BERLIN (Reuters) - Guido Mueller, vice president of Germany's foreign spy agency, is slated to become the country's first parliamentary intelligence watchdog, broadcaster rbb reported on Tuesday, a move that could deepen criticism of proposed intelligence reforms.
Chancellor Angela Merkel's conservative Christian Democrats have agreed to name Mueller to the post, which is being created as part of a long-delayed reform of the parliamentary control committee, rbb said, citing sources familiar with the decision.
Mueller began lobbying for the job in February, according to media reports. The role will entail overseeing the work of the foreign, domestic and military intelligence agencies on behalf of parliament.
But some conservative lawmakers said at the time that it would be hard to explain why such a senior official from the foreign spy agency was being named to a key oversight role.
The cabinet in June approved draft legislation to tighten control of the activities of the spy agency, the Bundesnachrichtendienst or BND, after revelations in 2015 that it had helped the U.S. National Security Agency spy on European allies.
Both the reforms of the parliamentary control committee and of the BND have come under fire from members of the Green party and the radical Left party as well as from free speech groups and former BND chief Gerhard Schindler, who left the job abruptly in April, two years earlier than planned.
Critics worry that the reforms will give the spy agency more leeway to increase surveillance under the mantle of counterterrorism. Some of the groups have vowed to challenge the new legislation in the country's highest court if it passes in its current form.
The ruling right-centre coalition had hoped to get the reforms approved before the end of the year, with the reform of the parliamentary oversight function to take effect in January.
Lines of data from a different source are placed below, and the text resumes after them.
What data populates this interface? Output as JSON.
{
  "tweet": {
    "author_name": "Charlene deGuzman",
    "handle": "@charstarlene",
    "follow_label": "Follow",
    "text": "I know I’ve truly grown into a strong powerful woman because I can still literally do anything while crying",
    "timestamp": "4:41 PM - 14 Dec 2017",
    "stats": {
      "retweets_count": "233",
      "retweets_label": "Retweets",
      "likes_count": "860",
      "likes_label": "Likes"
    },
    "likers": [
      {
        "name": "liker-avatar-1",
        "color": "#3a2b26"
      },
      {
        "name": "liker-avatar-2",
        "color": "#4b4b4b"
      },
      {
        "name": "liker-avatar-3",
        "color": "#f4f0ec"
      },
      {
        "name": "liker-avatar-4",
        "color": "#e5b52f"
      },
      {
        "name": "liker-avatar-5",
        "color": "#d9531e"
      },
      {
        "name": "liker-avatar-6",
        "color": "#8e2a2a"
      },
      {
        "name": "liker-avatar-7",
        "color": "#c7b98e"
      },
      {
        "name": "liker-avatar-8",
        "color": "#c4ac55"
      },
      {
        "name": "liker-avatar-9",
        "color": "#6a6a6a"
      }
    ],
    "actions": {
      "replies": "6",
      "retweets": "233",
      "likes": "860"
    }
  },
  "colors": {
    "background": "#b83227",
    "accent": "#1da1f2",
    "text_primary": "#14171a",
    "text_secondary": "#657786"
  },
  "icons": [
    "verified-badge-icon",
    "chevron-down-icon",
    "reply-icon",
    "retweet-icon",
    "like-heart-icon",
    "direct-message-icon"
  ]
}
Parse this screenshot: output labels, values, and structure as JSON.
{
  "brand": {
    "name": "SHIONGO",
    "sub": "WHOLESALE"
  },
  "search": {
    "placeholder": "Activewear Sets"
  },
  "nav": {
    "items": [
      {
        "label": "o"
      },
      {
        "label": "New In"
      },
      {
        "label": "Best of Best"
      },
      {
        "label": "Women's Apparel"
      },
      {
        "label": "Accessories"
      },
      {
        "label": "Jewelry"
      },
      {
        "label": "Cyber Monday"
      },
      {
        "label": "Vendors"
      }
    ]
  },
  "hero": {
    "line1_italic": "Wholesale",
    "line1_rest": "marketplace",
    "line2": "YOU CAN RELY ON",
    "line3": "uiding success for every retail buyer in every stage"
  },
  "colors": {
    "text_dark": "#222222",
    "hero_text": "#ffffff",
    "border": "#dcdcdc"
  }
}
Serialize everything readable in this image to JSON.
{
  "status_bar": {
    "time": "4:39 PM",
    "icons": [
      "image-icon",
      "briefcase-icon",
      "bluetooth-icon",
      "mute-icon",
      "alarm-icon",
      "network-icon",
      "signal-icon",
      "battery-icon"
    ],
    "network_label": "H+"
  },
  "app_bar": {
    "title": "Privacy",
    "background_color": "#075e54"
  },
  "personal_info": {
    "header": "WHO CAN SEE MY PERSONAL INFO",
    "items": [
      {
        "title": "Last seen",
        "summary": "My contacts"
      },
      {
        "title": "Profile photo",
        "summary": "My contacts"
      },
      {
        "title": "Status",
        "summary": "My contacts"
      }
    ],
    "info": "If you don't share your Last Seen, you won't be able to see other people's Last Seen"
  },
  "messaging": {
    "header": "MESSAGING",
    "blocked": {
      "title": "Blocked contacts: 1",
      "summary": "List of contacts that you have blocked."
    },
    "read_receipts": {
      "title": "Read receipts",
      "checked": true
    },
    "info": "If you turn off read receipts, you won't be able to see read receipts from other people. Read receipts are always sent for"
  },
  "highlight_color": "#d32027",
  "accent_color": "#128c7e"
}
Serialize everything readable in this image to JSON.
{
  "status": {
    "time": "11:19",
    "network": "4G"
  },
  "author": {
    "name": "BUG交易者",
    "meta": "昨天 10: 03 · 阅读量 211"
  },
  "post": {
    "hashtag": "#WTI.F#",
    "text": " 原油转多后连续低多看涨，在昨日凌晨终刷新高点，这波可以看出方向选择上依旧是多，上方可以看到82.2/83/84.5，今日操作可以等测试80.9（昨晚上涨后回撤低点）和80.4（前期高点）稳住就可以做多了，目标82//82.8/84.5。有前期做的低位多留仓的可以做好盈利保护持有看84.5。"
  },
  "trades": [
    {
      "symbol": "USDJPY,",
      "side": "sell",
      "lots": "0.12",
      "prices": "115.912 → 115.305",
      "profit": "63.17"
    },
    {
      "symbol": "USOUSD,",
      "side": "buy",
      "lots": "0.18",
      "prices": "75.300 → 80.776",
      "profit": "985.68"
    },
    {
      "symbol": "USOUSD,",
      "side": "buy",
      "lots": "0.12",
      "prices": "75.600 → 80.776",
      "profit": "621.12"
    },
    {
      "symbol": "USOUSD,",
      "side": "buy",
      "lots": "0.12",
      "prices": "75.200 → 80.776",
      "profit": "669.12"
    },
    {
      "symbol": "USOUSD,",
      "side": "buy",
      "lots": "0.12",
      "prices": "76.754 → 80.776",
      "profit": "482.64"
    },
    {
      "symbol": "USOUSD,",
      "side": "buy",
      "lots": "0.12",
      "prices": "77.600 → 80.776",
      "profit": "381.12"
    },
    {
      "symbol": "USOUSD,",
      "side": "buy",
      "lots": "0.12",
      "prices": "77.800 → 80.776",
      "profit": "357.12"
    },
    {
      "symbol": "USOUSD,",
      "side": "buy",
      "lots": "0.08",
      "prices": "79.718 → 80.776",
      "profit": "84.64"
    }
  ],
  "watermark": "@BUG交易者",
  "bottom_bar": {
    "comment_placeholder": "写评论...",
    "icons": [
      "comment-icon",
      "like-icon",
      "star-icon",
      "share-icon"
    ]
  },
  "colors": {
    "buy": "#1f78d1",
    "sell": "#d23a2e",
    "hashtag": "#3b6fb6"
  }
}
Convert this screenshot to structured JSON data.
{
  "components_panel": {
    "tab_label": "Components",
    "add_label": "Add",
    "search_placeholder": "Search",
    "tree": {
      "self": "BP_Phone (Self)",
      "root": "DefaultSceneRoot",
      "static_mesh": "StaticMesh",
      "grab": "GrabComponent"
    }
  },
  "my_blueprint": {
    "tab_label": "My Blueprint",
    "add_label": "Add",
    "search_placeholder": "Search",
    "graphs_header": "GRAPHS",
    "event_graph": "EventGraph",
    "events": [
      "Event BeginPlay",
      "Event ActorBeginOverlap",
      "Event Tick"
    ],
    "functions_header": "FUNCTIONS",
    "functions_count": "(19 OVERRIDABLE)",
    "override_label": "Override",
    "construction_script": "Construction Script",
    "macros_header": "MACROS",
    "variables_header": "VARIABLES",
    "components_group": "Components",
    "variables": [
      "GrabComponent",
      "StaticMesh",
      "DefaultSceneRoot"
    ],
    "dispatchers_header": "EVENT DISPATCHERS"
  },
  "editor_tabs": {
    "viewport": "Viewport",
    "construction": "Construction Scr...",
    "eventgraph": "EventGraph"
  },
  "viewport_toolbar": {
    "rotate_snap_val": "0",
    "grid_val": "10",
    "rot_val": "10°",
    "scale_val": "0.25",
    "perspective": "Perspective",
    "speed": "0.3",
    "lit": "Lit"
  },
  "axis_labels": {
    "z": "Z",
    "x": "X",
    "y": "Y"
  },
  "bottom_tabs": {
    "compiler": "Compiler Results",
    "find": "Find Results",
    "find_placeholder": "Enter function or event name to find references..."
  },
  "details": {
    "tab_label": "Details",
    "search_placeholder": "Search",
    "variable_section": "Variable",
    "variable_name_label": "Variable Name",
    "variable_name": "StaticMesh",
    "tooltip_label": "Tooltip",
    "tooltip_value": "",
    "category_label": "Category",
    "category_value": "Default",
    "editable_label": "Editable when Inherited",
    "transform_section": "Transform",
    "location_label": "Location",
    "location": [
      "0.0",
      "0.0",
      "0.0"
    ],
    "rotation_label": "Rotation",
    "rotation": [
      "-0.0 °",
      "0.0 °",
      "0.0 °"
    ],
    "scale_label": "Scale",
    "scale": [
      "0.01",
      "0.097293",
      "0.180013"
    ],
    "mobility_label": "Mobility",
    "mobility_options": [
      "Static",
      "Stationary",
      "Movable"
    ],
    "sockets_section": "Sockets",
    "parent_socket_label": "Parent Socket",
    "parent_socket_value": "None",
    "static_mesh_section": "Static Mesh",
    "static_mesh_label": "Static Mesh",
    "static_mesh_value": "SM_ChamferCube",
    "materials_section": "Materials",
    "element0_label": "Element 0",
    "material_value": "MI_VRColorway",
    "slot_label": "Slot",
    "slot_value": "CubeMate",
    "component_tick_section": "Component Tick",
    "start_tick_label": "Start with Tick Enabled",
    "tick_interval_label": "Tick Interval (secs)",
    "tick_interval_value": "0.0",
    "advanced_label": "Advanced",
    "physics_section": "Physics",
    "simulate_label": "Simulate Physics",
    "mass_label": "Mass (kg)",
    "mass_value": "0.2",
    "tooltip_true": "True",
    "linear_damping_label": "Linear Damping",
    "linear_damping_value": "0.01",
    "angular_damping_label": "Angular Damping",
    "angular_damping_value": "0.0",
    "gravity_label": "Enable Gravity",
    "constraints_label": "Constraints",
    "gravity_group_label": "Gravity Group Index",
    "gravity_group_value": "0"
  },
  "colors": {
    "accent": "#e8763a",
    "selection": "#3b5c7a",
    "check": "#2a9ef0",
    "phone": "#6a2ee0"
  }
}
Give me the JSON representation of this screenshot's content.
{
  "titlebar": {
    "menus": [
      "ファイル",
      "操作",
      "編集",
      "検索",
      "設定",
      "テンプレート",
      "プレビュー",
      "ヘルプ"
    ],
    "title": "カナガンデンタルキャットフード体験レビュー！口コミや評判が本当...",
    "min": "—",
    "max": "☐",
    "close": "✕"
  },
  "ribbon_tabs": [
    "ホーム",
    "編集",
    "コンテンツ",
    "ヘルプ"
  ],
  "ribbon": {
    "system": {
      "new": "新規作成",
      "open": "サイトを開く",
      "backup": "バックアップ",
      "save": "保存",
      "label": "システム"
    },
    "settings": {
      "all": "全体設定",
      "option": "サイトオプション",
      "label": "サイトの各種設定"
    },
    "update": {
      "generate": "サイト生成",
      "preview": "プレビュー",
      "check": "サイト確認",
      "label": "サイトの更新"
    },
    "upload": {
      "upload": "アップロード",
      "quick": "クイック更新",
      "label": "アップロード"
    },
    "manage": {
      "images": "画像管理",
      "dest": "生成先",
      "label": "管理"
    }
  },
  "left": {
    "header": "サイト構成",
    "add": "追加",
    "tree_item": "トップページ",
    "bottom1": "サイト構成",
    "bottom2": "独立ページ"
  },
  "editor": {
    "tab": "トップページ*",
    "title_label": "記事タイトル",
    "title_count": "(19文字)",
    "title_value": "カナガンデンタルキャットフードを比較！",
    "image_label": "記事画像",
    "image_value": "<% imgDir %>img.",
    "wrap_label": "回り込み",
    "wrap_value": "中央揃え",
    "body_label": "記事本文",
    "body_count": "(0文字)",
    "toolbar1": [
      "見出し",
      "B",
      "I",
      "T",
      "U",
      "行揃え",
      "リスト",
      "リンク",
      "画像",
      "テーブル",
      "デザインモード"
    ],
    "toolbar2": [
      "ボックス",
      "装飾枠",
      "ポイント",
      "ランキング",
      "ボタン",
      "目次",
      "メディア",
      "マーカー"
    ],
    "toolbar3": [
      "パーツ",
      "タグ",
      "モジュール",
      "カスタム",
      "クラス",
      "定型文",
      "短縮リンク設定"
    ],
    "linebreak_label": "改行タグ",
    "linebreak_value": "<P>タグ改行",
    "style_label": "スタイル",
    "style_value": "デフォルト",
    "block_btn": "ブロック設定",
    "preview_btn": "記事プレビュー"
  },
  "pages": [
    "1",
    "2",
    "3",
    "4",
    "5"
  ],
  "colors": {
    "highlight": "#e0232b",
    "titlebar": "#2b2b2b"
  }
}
Government officials say the legislation will provide clear rules for the spy agency's work for the first time, banning industrial espionage and surveillance of German and European citizens, governments and institutions, except in the case of suspected terrorist activity.
The draft legislation also calls for the creation of an independent body that includes judges from Germany's highest court and chief federal prosecutor's office to approve strategic foreign espionage activities.
Mueller joined the BND in 1987 and has served as its vice president since 2013.
(Reporting by Andrea Shalal; Editing by Hugh Lawson)